▶ **WORK ITEM**: Tell how many lines in the data contain the word "glyph", and leave out everything else.

▶ **DATASET CONTENT**:
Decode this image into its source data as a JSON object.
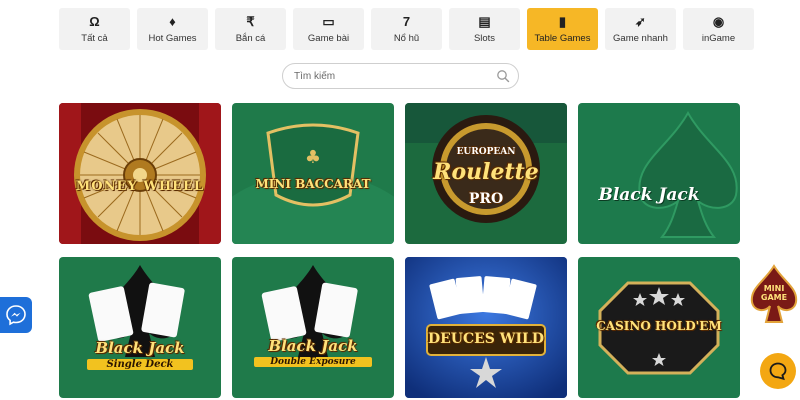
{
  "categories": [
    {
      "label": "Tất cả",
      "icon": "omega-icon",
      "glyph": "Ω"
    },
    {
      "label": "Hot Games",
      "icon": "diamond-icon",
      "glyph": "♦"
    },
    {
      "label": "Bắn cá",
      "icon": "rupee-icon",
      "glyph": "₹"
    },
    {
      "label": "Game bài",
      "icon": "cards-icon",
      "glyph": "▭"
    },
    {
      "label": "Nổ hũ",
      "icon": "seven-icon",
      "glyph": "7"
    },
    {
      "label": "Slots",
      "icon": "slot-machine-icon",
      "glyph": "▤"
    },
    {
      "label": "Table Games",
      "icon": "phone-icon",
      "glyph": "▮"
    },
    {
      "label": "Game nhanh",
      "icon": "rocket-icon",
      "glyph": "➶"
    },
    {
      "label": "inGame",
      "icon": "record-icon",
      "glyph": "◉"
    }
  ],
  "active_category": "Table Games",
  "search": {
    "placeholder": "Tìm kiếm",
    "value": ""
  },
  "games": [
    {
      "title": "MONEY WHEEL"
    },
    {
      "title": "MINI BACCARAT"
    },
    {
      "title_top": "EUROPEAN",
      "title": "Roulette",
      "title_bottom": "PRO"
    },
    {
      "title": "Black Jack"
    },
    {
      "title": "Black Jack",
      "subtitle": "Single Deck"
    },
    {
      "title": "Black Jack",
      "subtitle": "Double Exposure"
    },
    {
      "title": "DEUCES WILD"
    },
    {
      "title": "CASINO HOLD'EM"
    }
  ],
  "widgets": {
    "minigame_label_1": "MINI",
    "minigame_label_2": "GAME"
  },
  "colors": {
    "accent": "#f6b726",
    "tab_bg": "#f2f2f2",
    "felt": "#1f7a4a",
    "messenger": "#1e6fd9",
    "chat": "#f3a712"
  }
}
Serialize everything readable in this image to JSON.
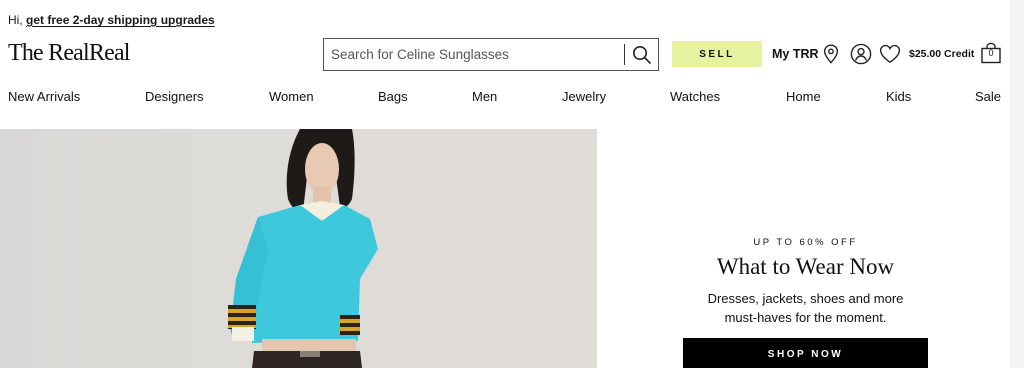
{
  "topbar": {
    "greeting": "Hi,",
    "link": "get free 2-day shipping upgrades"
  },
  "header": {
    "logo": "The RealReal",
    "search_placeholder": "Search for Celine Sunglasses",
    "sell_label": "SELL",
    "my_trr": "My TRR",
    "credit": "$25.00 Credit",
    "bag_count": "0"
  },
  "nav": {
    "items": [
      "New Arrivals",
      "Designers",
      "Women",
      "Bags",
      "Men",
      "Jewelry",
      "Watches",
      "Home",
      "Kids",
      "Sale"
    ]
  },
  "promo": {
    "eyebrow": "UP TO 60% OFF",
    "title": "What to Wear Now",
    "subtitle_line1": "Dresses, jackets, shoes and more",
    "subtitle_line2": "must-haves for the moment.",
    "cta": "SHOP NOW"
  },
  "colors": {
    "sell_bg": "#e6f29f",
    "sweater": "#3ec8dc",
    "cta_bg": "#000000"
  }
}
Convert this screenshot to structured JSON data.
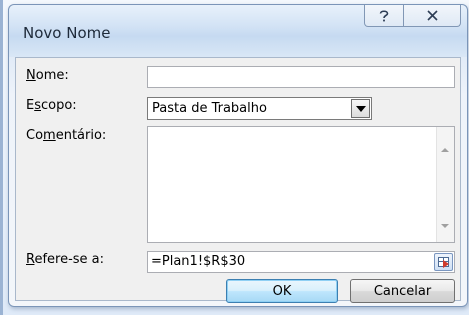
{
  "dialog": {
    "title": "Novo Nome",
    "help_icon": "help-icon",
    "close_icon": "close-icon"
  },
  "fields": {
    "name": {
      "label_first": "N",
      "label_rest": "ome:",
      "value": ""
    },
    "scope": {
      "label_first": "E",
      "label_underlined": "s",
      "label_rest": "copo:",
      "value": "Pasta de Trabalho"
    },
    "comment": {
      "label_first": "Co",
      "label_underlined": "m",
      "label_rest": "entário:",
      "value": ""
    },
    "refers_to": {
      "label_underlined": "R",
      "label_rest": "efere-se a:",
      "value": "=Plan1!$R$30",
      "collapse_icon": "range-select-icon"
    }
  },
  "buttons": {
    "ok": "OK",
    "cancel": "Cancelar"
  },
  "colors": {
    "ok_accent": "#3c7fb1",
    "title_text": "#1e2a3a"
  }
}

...

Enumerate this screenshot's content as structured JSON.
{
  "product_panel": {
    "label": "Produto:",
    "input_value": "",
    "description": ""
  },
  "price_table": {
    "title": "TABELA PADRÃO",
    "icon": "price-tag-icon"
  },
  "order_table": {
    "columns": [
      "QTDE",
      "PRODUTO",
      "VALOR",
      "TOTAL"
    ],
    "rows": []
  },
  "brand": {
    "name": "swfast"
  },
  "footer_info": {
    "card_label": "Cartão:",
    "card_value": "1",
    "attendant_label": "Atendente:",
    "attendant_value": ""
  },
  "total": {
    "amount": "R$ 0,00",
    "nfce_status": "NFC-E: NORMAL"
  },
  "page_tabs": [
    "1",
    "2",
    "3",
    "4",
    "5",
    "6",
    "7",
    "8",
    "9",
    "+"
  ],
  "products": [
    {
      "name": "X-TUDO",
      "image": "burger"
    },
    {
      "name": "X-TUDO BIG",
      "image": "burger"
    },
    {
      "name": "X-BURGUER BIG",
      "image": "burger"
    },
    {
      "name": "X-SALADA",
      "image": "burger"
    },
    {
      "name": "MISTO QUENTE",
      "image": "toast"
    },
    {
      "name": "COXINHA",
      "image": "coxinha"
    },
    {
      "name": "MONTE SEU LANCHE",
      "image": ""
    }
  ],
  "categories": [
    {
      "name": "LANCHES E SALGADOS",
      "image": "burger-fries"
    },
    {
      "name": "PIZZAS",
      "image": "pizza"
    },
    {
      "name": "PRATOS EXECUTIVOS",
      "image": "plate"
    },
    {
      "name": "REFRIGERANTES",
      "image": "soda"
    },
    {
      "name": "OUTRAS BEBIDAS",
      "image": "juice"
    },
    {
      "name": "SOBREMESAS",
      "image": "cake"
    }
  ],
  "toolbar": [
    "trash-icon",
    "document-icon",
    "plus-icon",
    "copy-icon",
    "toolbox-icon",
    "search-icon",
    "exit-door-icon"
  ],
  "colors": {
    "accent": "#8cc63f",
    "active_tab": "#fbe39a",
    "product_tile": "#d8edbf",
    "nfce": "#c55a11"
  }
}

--

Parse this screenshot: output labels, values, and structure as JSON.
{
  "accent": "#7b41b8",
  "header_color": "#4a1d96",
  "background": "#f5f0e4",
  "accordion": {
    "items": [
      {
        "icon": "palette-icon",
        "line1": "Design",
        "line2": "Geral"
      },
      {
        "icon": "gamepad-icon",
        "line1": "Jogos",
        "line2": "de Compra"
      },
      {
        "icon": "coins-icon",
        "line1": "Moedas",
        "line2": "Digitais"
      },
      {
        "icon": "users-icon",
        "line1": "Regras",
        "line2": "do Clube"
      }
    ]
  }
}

▶ **RESULT OF THE TASK**: 9